Problem ::
Your result will be the set of lines with "legend", copied from the material below.

────────────────────

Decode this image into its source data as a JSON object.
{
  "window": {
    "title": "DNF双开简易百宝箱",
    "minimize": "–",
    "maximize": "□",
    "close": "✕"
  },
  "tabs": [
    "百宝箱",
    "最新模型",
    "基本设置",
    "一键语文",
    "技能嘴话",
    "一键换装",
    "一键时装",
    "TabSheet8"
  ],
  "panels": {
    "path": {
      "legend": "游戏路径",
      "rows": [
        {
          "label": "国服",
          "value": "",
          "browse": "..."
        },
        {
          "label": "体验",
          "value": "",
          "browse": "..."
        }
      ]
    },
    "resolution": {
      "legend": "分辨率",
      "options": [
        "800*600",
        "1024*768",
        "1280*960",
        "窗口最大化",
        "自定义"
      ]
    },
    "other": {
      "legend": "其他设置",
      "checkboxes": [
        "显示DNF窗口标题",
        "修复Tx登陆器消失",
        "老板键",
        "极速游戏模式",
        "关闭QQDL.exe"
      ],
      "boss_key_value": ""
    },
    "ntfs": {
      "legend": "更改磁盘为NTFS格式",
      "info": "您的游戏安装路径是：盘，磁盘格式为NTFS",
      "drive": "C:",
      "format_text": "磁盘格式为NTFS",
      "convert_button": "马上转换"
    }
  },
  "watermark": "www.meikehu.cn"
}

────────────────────

Exercise result ::
      "legend": "游戏路径",
      "legend": "分辨率",
      "legend": "其他设置",
      "legend": "更改磁盘为NTFS格式",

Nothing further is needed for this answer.